The BOAST (Building Opportunities for All Students and Teachers) tuition tax credit bill (also known as the Maryland Education Tax Credit) is a voucher scheme that would shift public, taxpayer dollars into private schools. It has been introduced in various forms since 2006, but has been rejected by the General Assembly every time in the face of broad opposition, including MSEA, the NAACP, League of Women Voters, Maryland PTA, Maryland Association of Boards of Education, and others.
This perennial bill is based on a similar tuition tax credit program in Pennsylvania, where the cost to the state is currently $80 million. For more background on BOAST, read our 2013 white paper, "Rejecting BOAST, Vouchers, and Neo-Vouchers."
Subsidizing Private Education, at Taxpayers' Expense
Research in Arizona, Illinois, Georgia, and Pennsylvania shows that a majority of students receiving the tax credit benefit already attend private schools and that the programs have pushed private school tuition up. A RAND Corporation study concluded that tuition tax credits rarely benefit poor children.
The General Assembly—not private businesses—should decide where public tax dollars are allocated. It is the job of the elected General Assembly to target valuable state resources.
If enacted, private schools in Maryland would become dependent on state funding as is now the case in Pennsylvania and other states. The state cannot afford to fund two school systems: public and private.
Additionally, private schools that would benefit from a tuition tax credit program are not accountable to the public in the way that public schools are for teacher quality, student achievement, attendance, entrance policies, graduation and dropout rates, and other relevant criteria.
The BOAST Interim Study Report

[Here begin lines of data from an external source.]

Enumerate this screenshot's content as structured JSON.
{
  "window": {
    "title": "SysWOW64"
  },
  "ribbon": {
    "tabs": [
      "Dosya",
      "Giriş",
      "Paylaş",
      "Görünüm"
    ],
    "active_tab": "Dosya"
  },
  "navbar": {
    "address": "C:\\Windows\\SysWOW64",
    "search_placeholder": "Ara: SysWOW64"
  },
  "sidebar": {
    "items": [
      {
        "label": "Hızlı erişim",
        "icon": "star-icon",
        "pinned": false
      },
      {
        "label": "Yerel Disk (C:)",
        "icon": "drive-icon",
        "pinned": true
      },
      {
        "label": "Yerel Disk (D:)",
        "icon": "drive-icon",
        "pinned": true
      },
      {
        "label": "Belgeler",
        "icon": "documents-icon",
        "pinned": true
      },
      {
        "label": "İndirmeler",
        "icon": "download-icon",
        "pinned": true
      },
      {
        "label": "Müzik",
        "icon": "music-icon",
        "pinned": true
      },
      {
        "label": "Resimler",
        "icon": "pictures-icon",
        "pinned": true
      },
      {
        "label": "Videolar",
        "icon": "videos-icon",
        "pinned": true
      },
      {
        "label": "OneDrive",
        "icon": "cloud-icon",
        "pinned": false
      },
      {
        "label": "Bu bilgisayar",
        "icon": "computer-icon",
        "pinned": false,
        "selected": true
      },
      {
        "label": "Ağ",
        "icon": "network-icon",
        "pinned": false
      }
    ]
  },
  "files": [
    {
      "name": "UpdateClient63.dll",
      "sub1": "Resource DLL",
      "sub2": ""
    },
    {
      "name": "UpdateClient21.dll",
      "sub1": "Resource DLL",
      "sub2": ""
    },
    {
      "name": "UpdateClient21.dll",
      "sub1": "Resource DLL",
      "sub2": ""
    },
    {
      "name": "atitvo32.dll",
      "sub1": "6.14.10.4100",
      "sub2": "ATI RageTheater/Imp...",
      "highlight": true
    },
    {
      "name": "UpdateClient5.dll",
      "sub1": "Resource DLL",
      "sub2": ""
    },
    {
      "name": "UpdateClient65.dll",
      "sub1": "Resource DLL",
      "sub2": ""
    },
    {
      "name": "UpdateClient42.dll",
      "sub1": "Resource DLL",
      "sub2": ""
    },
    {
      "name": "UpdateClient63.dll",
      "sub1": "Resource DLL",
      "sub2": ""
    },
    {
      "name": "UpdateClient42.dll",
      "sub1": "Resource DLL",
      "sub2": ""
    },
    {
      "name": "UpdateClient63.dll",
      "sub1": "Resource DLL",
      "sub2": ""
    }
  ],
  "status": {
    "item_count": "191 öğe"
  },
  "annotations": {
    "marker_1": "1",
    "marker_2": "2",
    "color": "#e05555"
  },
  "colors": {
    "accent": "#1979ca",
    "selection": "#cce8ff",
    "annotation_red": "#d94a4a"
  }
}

In January 2012, the BOAST Interim Study Report was released. The Study Group was created and charged with identifying opportunities that would be created by, and risks that would be posed by, the enactment of BOAST, Senate Bill 315. The 2014 bill was almost identical to the bill studied in 2012. Numerous concerns were outlined in the report, including the significant potential fiscal impact of the bill and the lack of even minimal levels of fiscal or academic accountability for public dollars.